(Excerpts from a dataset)
_ _ _
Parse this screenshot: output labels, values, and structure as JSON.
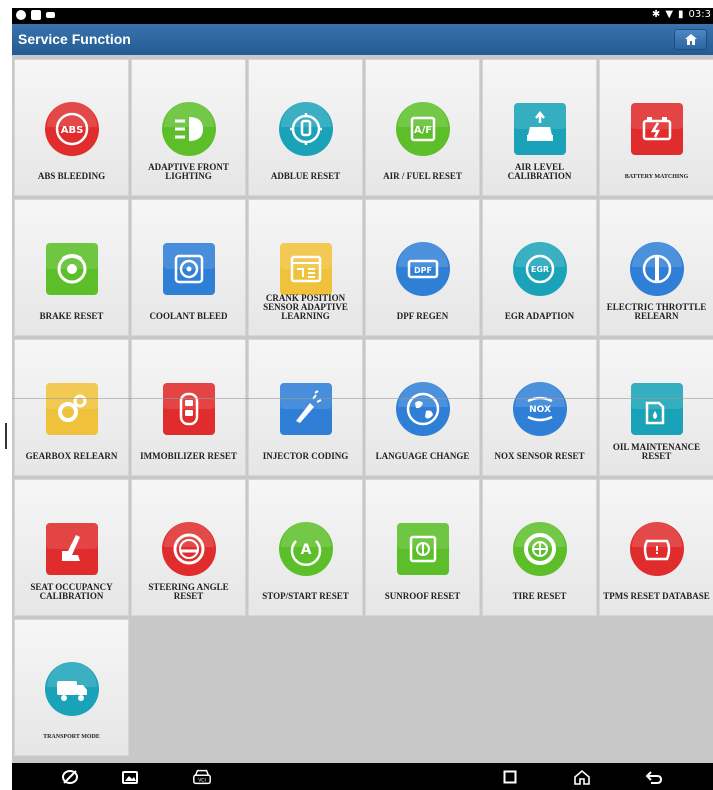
{
  "status_bar": {
    "time": "03:3"
  },
  "header": {
    "title": "Service Function"
  },
  "tiles": [
    {
      "label": "ABS BLEEDING",
      "icon": "abs-icon",
      "color": "#e02c2c"
    },
    {
      "label": "ADAPTIVE FRONT LIGHTING",
      "icon": "headlight-icon",
      "color": "#5cbf2a"
    },
    {
      "label": "ADBLUE RESET",
      "icon": "adblue-icon",
      "color": "#1aa3b8"
    },
    {
      "label": "AIR / FUEL RESET",
      "icon": "air-fuel-icon",
      "color": "#5cbf2a"
    },
    {
      "label": "AIR LEVEL CALIBRATION",
      "icon": "air-suspension-icon",
      "color": "#1aa3b8"
    },
    {
      "label": "BATTERY MATCHING",
      "icon": "battery-icon",
      "color": "#e02c2c"
    },
    {
      "label": "BRAKE RESET",
      "icon": "brake-disc-icon",
      "color": "#5cbf2a"
    },
    {
      "label": "COOLANT BLEED",
      "icon": "coolant-fan-icon",
      "color": "#2f7fd6"
    },
    {
      "label": "CRANK POSITION SENSOR ADAPTIVE LEARNING",
      "icon": "crank-sensor-icon",
      "color": "#f0c23c"
    },
    {
      "label": "DPF REGEN",
      "icon": "dpf-icon",
      "color": "#2f7fd6"
    },
    {
      "label": "EGR ADAPTION",
      "icon": "egr-icon",
      "color": "#1aa3b8"
    },
    {
      "label": "ELECTRIC THROTTLE RELEARN",
      "icon": "throttle-icon",
      "color": "#2f7fd6"
    },
    {
      "label": "GEARBOX RELEARN",
      "icon": "gears-icon",
      "color": "#f0c23c"
    },
    {
      "label": "IMMOBILIZER RESET",
      "icon": "car-key-icon",
      "color": "#e02c2c"
    },
    {
      "label": "INJECTOR CODING",
      "icon": "injector-icon",
      "color": "#2f7fd6"
    },
    {
      "label": "LANGUAGE CHANGE",
      "icon": "globe-icon",
      "color": "#2f7fd6"
    },
    {
      "label": "NOX SENSOR RESET",
      "icon": "nox-icon",
      "color": "#2f7fd6"
    },
    {
      "label": "OIL MAINTENANCE RESET",
      "icon": "oil-can-icon",
      "color": "#1aa3b8"
    },
    {
      "label": "SEAT OCCUPANCY CALIBRATION",
      "icon": "seat-icon",
      "color": "#e02c2c"
    },
    {
      "label": "STEERING ANGLE RESET",
      "icon": "steering-wheel-icon",
      "color": "#e02c2c"
    },
    {
      "label": "STOP/START RESET",
      "icon": "start-stop-icon",
      "color": "#5cbf2a"
    },
    {
      "label": "SUNROOF RESET",
      "icon": "sunroof-icon",
      "color": "#5cbf2a"
    },
    {
      "label": "TIRE RESET",
      "icon": "tire-icon",
      "color": "#5cbf2a"
    },
    {
      "label": "TPMS RESET DATABASE",
      "icon": "tpms-icon",
      "color": "#e02c2c"
    },
    {
      "label": "TRANSPORT MODE",
      "icon": "transport-truck-icon",
      "color": "#1aa3b8"
    }
  ],
  "nav_bar": {
    "buttons": [
      "browser-icon",
      "gallery-icon",
      "vci-icon",
      "recent-apps-icon",
      "home-icon",
      "back-icon"
    ]
  }
}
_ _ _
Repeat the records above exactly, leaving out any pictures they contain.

Parse this screenshot: output labels, values, and structure as JSON.
{
  "status_bar": {
    "time": "03:3"
  },
  "header": {
    "title": "Service Function"
  },
  "tiles": [
    {
      "label": "ABS BLEEDING",
      "icon": "abs-icon",
      "color": "#e02c2c"
    },
    {
      "label": "ADAPTIVE FRONT LIGHTING",
      "icon": "headlight-icon",
      "color": "#5cbf2a"
    },
    {
      "label": "ADBLUE RESET",
      "icon": "adblue-icon",
      "color": "#1aa3b8"
    },
    {
      "label": "AIR / FUEL RESET",
      "icon": "air-fuel-icon",
      "color": "#5cbf2a"
    },
    {
      "label": "AIR LEVEL CALIBRATION",
      "icon": "air-suspension-icon",
      "color": "#1aa3b8"
    },
    {
      "label": "BATTERY MATCHING",
      "icon": "battery-icon",
      "color": "#e02c2c"
    },
    {
      "label": "BRAKE RESET",
      "icon": "brake-disc-icon",
      "color": "#5cbf2a"
    },
    {
      "label": "COOLANT BLEED",
      "icon": "coolant-fan-icon",
      "color": "#2f7fd6"
    },
    {
      "label": "CRANK POSITION SENSOR ADAPTIVE LEARNING",
      "icon": "crank-sensor-icon",
      "color": "#f0c23c"
    },
    {
      "label": "DPF REGEN",
      "icon": "dpf-icon",
      "color": "#2f7fd6"
    },
    {
      "label": "EGR ADAPTION",
      "icon": "egr-icon",
      "color": "#1aa3b8"
    },
    {
      "label": "ELECTRIC THROTTLE RELEARN",
      "icon": "throttle-icon",
      "color": "#2f7fd6"
    },
    {
      "label": "GEARBOX RELEARN",
      "icon": "gears-icon",
      "color": "#f0c23c"
    },
    {
      "label": "IMMOBILIZER RESET",
      "icon": "car-key-icon",
      "color": "#e02c2c"
    },
    {
      "label": "INJECTOR CODING",
      "icon": "injector-icon",
      "color": "#2f7fd6"
    },
    {
      "label": "LANGUAGE CHANGE",
      "icon": "globe-icon",
      "color": "#2f7fd6"
    },
    {
      "label": "NOX SENSOR RESET",
      "icon": "nox-icon",
      "color": "#2f7fd6"
    },
    {
      "label": "OIL MAINTENANCE RESET",
      "icon": "oil-can-icon",
      "color": "#1aa3b8"
    },
    {
      "label": "SEAT OCCUPANCY CALIBRATION",
      "icon": "seat-icon",
      "color": "#e02c2c"
    },
    {
      "label": "STEERING ANGLE RESET",
      "icon": "steering-wheel-icon",
      "color": "#e02c2c"
    },
    {
      "label": "STOP/START RESET",
      "icon": "start-stop-icon",
      "color": "#5cbf2a"
    },
    {
      "label": "SUNROOF RESET",
      "icon": "sunroof-icon",
      "color": "#5cbf2a"
    },
    {
      "label": "TIRE RESET",
      "icon": "tire-icon",
      "color": "#5cbf2a"
    },
    {
      "label": "TPMS RESET DATABASE",
      "icon": "tpms-icon",
      "color": "#e02c2c"
    },
    {
      "label": "TRANSPORT MODE",
      "icon": "transport-truck-icon",
      "color": "#1aa3b8"
    }
  ],
  "nav_bar": {
    "buttons": [
      "browser-icon",
      "gallery-icon",
      "vci-icon",
      "recent-apps-icon",
      "home-icon",
      "back-icon"
    ]
  }
}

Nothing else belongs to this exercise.